IT’S DIFFICULT to imagine that a New Yorker could engage in shameless self-promotion. Yet that seems to be what happened in the case of a Civil War infantryman who hoodwinked the Army into granting him an honor that records show should have gone to a Massachusetts soldier instead. Now, thanks to diligent sleuthing by one of the Bay State soldier’s descendants, the Pentagon is revisiting the case, and could right this historical wrong.
The controversy stems from a vicious battle in Virginia during the closing days of the war, when the Union army took Robert E. Lee’s son prisoner. Private David D. White, of the 37th Massachusetts Infantry, received credit in battlefield reports, and was promoted. But another veteran of the battle, Harris S. Hawthorn of Otsego, New York, applied for a medal for the deed and got it in 1894.
And not just any medal: Hawthorn received the Medal of Honor, the nation’s highest military distinction. Just over 3,400 have been awarded in 150 years. A grand total of two have been issued in the Afghanistan war, both posthumously. (It seems unlikely that simply receiving an enemy’s surrender would be deemed medal-worthy by today’s standards, but nevermind that.)
Even today, the fog of war makes it difficult to pin down exactly what happens on the battlefield; witness the shifting accounts of the death of Pat Tillman in Afghanistan.
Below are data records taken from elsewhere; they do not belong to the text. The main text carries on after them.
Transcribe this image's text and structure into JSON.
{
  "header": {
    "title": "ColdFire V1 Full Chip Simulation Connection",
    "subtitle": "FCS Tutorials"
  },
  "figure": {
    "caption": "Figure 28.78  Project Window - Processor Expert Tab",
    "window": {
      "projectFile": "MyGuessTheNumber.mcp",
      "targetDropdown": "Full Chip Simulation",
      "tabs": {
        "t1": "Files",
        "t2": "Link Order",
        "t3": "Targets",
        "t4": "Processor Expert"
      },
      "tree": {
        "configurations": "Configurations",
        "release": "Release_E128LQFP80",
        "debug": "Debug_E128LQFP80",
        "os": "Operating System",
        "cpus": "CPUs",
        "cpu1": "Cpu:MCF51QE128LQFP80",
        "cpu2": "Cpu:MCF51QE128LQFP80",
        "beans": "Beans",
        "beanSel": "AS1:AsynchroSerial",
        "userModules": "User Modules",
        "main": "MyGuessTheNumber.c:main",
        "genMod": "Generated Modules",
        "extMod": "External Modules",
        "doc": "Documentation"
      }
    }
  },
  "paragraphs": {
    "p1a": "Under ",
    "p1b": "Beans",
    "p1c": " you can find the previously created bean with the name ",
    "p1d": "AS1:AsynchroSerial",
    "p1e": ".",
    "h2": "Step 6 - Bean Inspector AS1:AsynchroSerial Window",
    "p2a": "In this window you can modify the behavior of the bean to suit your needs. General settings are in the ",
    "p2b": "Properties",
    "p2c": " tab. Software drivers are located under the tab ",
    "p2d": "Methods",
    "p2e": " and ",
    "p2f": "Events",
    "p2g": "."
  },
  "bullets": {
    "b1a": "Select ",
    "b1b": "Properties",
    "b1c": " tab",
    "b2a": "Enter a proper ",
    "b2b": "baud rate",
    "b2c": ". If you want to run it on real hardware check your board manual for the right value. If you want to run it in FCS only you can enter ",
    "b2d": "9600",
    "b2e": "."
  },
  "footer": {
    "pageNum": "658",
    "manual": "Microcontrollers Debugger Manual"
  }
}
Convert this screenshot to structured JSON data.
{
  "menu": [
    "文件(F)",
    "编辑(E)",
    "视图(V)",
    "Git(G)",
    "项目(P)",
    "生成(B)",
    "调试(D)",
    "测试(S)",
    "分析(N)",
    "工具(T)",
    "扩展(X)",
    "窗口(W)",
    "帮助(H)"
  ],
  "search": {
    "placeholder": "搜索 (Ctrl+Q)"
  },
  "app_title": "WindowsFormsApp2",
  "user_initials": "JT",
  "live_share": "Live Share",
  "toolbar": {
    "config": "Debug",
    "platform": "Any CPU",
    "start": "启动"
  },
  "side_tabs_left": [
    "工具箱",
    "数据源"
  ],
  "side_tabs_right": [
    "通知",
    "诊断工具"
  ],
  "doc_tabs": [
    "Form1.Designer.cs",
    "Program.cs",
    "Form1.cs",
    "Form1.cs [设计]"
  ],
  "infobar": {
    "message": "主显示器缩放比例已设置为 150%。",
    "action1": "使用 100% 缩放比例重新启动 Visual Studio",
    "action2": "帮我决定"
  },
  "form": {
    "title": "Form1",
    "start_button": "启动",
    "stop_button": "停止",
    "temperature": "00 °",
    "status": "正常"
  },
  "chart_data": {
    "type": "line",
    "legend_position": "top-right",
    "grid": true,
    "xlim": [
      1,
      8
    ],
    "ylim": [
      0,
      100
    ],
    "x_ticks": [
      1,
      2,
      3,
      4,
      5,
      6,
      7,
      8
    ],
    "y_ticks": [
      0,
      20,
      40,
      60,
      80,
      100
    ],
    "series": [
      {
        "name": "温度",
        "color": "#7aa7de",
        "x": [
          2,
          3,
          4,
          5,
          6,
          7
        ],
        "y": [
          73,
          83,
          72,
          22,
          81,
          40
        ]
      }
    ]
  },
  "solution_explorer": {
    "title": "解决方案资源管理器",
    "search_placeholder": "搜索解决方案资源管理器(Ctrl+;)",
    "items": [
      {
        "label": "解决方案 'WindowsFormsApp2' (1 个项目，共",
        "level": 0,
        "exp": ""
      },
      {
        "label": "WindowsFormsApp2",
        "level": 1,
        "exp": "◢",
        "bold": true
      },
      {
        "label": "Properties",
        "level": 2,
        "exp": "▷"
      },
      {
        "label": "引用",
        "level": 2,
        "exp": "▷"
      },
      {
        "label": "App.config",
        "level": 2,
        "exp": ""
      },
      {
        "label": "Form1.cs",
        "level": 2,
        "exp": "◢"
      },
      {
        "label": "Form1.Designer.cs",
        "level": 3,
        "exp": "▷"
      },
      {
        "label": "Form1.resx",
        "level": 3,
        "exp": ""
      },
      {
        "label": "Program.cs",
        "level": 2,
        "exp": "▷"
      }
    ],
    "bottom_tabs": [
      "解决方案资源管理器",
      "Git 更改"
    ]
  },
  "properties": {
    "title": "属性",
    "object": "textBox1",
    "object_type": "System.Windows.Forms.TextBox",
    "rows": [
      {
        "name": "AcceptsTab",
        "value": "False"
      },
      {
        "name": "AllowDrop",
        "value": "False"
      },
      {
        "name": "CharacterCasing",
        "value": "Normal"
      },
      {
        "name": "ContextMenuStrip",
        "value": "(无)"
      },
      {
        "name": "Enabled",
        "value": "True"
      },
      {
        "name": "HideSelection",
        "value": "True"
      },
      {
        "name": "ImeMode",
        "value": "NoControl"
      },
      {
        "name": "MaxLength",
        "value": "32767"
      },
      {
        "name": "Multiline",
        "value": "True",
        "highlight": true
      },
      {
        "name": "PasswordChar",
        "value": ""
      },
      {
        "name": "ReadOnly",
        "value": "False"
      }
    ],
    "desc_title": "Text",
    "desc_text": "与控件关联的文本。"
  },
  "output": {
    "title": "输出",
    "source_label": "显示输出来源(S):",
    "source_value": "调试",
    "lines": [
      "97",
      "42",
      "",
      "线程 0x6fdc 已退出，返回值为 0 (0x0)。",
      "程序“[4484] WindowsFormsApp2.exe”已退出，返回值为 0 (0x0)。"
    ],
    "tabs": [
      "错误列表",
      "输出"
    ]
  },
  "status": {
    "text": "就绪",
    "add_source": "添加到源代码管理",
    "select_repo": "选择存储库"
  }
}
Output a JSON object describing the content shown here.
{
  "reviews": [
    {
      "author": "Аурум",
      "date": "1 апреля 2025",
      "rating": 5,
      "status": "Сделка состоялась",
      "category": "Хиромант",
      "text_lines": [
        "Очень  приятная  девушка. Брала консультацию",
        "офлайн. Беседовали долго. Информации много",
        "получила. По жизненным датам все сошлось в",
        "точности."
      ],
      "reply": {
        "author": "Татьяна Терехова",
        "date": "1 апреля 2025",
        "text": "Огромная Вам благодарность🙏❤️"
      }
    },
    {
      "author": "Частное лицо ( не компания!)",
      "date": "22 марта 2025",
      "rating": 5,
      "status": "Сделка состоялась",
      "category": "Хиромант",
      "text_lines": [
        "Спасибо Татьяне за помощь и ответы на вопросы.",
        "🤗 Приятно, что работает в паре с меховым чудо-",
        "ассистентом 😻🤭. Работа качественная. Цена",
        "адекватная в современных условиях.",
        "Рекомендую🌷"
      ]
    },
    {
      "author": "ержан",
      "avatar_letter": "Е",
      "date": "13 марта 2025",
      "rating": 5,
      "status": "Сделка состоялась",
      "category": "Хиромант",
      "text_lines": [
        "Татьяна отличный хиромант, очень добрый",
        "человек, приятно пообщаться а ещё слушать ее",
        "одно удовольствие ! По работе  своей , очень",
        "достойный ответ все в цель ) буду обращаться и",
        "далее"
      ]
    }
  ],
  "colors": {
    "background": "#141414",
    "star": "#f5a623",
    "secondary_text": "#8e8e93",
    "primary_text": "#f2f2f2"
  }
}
Medal of Honor decorations are only granted today after extensive investigation. Reopening a 146-year old case may seem like a pointless task, since both men are long dead. But the historical record should be accurate, and the military owes it to all recipients to uphold the integrity of its most hallowed honor.